Fire Doors

Fire doors are designed to contain a fire to a single compartment within a building, reducing the risk of fire and smoke to those persons occupying adjacent compartments. Therefore, when fitted and maintained correctly, fire doors help to protect both life and property from the effects of fire.

  • Fire resisting doors should be installed to current standards BS 476: Part 22: 1987 (British Standard) BS EN 1634-1: 2008 (European Normative standard)

  • Fire doors should be installed and maintained by a competent person.

  • A fire door should only be installed with certificated components that will ensure it achieves the required fire rating.

  • As part of the Fire Risk Assessment, a maintenance programme should be implemented to ensure fire doors are in satisfactory working order.

  • Fire doors should never be tied open or held open by unapproved devices, such as door wedges and blocks.

  • Where appropriate, fire doors may be held open by a device that automatically releases when the fire alarm is activated (such as an electromagnetic hold open device). This should be identified in the Fire Risk Assessment for the building.

  • Fixtures and fittings (e.g.: self-closing devices) should not be tampered with or removed once a fire door is installed. This practice compromises the integrity of the door set.

The following photographs show how effective correctly maintained fire doors can be in preventing fire and smoke spread:
Fire Door - fire side
A picture of a fire door on the fire side
Fire door - non fire side
Fire door on the opposite side to the fire
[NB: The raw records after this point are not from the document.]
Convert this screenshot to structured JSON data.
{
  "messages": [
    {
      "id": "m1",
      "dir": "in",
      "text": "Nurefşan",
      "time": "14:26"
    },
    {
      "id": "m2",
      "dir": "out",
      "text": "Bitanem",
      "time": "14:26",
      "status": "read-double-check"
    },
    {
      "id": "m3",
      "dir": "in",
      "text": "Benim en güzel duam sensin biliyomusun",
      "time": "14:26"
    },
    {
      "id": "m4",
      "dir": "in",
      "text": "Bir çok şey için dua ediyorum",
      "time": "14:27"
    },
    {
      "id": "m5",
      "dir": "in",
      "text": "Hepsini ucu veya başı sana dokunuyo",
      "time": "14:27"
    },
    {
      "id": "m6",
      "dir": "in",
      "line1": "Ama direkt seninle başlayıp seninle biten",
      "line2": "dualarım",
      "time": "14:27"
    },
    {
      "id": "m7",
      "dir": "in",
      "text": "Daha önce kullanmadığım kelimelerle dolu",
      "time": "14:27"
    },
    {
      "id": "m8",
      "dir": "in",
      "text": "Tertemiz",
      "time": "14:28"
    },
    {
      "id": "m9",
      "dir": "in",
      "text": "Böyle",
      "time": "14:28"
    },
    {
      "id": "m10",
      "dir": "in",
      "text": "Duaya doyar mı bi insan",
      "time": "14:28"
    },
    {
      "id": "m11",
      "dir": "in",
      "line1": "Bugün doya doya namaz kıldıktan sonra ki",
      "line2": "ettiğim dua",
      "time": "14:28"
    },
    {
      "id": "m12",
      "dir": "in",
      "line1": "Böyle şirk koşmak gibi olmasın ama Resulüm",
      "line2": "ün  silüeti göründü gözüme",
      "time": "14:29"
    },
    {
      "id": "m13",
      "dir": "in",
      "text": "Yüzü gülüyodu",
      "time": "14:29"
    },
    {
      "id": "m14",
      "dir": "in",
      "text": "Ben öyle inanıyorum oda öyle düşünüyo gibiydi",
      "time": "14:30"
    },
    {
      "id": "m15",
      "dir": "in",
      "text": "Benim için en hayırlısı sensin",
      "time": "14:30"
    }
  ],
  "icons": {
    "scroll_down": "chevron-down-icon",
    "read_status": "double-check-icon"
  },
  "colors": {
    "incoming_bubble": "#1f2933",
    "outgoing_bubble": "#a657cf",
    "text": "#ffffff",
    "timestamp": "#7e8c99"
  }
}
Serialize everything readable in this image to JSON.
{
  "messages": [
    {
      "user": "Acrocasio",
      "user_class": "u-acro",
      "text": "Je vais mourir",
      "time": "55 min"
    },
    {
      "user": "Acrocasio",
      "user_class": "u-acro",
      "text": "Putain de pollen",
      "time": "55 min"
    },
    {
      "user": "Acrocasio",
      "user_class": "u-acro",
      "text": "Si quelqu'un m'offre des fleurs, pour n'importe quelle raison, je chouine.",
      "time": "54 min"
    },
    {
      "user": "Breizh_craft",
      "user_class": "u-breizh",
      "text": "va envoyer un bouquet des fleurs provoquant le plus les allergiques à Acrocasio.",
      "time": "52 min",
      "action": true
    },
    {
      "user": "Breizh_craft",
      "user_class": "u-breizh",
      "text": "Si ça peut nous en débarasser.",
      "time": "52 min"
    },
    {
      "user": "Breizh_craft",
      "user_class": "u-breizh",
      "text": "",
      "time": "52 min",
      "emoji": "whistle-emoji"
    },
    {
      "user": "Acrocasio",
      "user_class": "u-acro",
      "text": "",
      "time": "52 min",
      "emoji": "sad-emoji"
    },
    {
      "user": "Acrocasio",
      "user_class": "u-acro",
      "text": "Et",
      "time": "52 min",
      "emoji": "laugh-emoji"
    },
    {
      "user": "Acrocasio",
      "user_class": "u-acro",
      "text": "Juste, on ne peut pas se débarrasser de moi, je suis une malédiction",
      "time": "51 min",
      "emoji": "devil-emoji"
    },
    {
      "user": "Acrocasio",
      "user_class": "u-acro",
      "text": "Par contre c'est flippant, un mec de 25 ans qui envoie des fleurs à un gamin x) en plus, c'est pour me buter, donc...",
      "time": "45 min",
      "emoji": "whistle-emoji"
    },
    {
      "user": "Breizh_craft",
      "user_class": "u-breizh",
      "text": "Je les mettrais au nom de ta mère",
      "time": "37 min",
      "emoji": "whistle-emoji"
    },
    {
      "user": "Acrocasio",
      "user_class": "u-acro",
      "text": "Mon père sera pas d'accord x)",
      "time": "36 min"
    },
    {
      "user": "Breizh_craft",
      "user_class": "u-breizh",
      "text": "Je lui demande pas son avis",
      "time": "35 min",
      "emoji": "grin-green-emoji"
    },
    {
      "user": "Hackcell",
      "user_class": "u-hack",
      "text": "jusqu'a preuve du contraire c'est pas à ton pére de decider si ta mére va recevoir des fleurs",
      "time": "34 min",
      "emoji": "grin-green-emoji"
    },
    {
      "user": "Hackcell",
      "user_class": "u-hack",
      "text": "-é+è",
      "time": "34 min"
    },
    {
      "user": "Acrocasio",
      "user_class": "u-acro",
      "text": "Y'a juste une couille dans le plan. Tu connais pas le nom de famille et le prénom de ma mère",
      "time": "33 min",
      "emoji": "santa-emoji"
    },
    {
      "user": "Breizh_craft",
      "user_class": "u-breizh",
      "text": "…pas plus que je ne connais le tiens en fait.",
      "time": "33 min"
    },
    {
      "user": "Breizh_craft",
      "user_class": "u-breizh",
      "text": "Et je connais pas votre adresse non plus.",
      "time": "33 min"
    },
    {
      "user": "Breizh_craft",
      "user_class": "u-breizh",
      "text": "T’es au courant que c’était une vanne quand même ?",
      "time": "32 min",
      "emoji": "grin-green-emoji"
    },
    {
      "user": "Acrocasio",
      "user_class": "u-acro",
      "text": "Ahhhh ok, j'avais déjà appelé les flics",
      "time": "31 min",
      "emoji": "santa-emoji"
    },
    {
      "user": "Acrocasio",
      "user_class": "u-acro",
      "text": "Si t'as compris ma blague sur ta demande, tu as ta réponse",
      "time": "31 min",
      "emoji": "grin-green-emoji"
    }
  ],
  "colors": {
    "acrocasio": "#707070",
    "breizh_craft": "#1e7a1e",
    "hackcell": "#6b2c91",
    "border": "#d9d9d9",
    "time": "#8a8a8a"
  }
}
The photographs above were taken following a fire in a garage workshop. The office area was separated from the workshop by a fire compartment wall and a self-closing fire door. The fire door significantly reduced the spread of fire to the office area which only suffered minimal smoke damage. On the office side, the fire door was not damaged by the fire and the smoke damage to the office was insignificant. This allowed the business to get back to business as usual once the workshop area was safe to use, demonstrating how important fire doors and other passive fire protection measures are for business continuity.

For further information, please visit Fire Door Safety Week and www.twfire.gov.uk to find out more about Fire Safety for Businesses.

Download a checklist of what to look for to ensure your fire door safety.